Most iPod speakers are attractively designed, and the Altec Lansing M602 is no exception. Its silver and black motif lends itself a bit more to black iPods, but it pairs well enough with other colors, too. While you can connect other MP3 players via the auxiliary input on the back of the unit, this model doesn't ship with a universal stand that allows you to prop non-Apple MP3 players in the center-front tray. Not a big deal, but worth pointing out.

The T612 carries over the blue LED light subtheme--the T612 has them on front, under the speaker grille, to indicate volume and bass/treble levels. What's a little confusing is that to adjust the bass and/or treble levels, you have to hold down the corresponding button, then press the plus/minus volume button to raise and lower levels.

The earlier M602 includes a USB port that lets you to sync your iPod with iTunes on your Windows or Mac machine. That's missing in this model. Also gone is the video output (you know, the little yellow jack you're used to seeing on TVs) that gives you the option of displaying your iPod and iPhone videos on a TV. A small wireless remote is included, but it offers limited functionality--you can skip tracks forward and back, pause and play, and adjust the volume and bass/treble levels. Navigating through the menus on your iPod/iPhone is not possible, though.

As for the Altec Lansing T612's sound quality, it seemed very similar to the quality of the M602--which is to say, decent. Like a lot of these all-in-one speaker systems, this model has very little in the way of stereo separation. The speakers, which are equipped with two 3-inch drivers and two tweeters, are essentially next to each other; as a result, the system probably sounds best if you're sitting only about four feet away from it.

The treble and midrange are the system's strongest suit, with voices, guitars, and acoustic music sounding quite pleasant. As with the M602, the Neville Brothers and the Burt Bacharach/Posies sounded good, with bass performance delivering a noticeable step-up from similarly sized systems. The low-end held together at higher volumes better than we thought it would on bass-heavy tunes such as Prince's "Incense and Candles" on his 3121 album. Toni Braxton's "He Wasn't Man Enough For Me" and Amy Winehouse's "Rehab" also delivered decent punch. That said, we had to wind down the bass a bit to avoid distortion on an Art of Noise tune--though it still played loud enough to fill a small room.

The mobile phone anti-interference technology worked as advertised. We connected an iPhone and didn't hear any audible hiss or buzzing. (The iPhone will work in most other iPod speaker docks, but you need to switch it to airplane mode to avoid the resulting interference--which would in turn send all your incoming calls straight to voice mail.) We called the phone while we were listening to music, and the music automatically turned off when the call came in. We answered the phone while it was still in the dock and hit the speakerphone button to talk. Alas, no sound came through the T612's speakers, only through the iPhone's speaker. But we were able to talk just fine on the phone while standing at close range. Then, after we hung up the call, the song we were listening to resumed. True, that's a feature of the iPhone, not the dock, but it was still pretty nifty.

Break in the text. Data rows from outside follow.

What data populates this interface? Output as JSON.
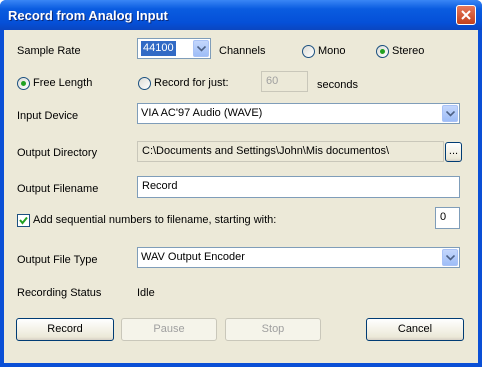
{
  "window": {
    "title": "Record from Analog Input"
  },
  "sample_rate": {
    "label": "Sample Rate",
    "value": "44100"
  },
  "channels": {
    "label": "Channels",
    "mono_label": "Mono",
    "stereo_label": "Stereo",
    "selected": "Stereo"
  },
  "length": {
    "free_label": "Free Length",
    "record_for_label": "Record for just:",
    "seconds_value": "60",
    "seconds_label": "seconds",
    "selected": "Free Length"
  },
  "input_device": {
    "label": "Input Device",
    "value": "VIA AC'97 Audio (WAVE)"
  },
  "output_directory": {
    "label": "Output Directory",
    "value": "C:\\Documents and Settings\\John\\Mis documentos\\",
    "browse_label": "..."
  },
  "output_filename": {
    "label": "Output Filename",
    "value": "Record"
  },
  "sequential": {
    "label": "Add sequential numbers to filename, starting with:",
    "checked": true,
    "start_value": "0"
  },
  "output_file_type": {
    "label": "Output File Type",
    "value": "WAV Output Encoder"
  },
  "recording_status": {
    "label": "Recording Status",
    "value": "Idle"
  },
  "buttons": {
    "record": "Record",
    "pause": "Pause",
    "stop": "Stop",
    "cancel": "Cancel"
  },
  "colors": {
    "titlebar": "#0550d8",
    "dialog_bg": "#ece9d8",
    "radio_dot": "#21a121",
    "selection": "#316ac5"
  }
}
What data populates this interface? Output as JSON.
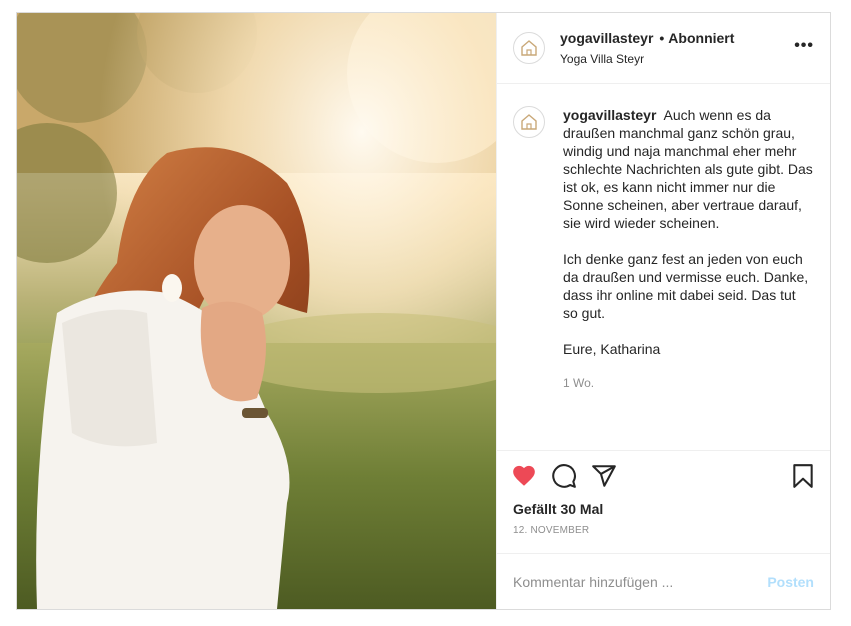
{
  "post": {
    "photo": {
      "description_icon": "photo-image"
    },
    "header": {
      "username": "yogavillasteyr",
      "separator": "•",
      "follow_state": "Abonniert",
      "subtitle": "Yoga Villa Steyr",
      "more_icon": "more-horizontal-icon",
      "more_label": "•••"
    },
    "caption": {
      "username": "yogavillasteyr",
      "paragraphs": [
        "Auch wenn es da draußen manchmal ganz schön grau, windig und naja manchmal eher mehr schlechte Nachrichten als gute gibt. Das ist ok, es kann nicht immer nur die Sonne scheinen, aber vertraue darauf, sie wird wieder scheinen.",
        "Ich denke ganz fest an jeden von euch da draußen und vermisse euch. Danke, dass ihr online mit dabei seid. Das tut so gut.",
        "Eure, Katharina"
      ],
      "time": "1 Wo."
    },
    "actions": {
      "like_icon": "heart-filled-icon",
      "comment_icon": "comment-icon",
      "share_icon": "send-icon",
      "save_icon": "bookmark-icon",
      "liked_color": "#ed4956"
    },
    "likes": "Gefällt 30 Mal",
    "date": "12. NOVEMBER",
    "add_comment": {
      "placeholder": "Kommentar hinzufügen ...",
      "post_label": "Posten",
      "post_color": "#b2dffc"
    }
  }
}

In the end, we really didn't have any major complaints to report--except that we wish Altec Lansing had kept some of the features previously available in its earlier M602. It's too bad the video output's missing, and it also would have been nice if a good old-fashioned FM radio was on board. But clearly the T612's iPhone-centric features are its main selling points. So those who don't have--or aren't planning to buy--an iPhone will probably be better served by one of the many other worthwhile iPod speakers on the market. But for those who have an iPhone (and maybe even an iPod or two), the T612 is worth considering, particularly as the street price drops to below $150. It may take a little while, but if the price of the M602 is any indication, there's room for some discounts.

6.9

Altec Lansing T612

Score Breakdown

Design 8Features 7Performance 6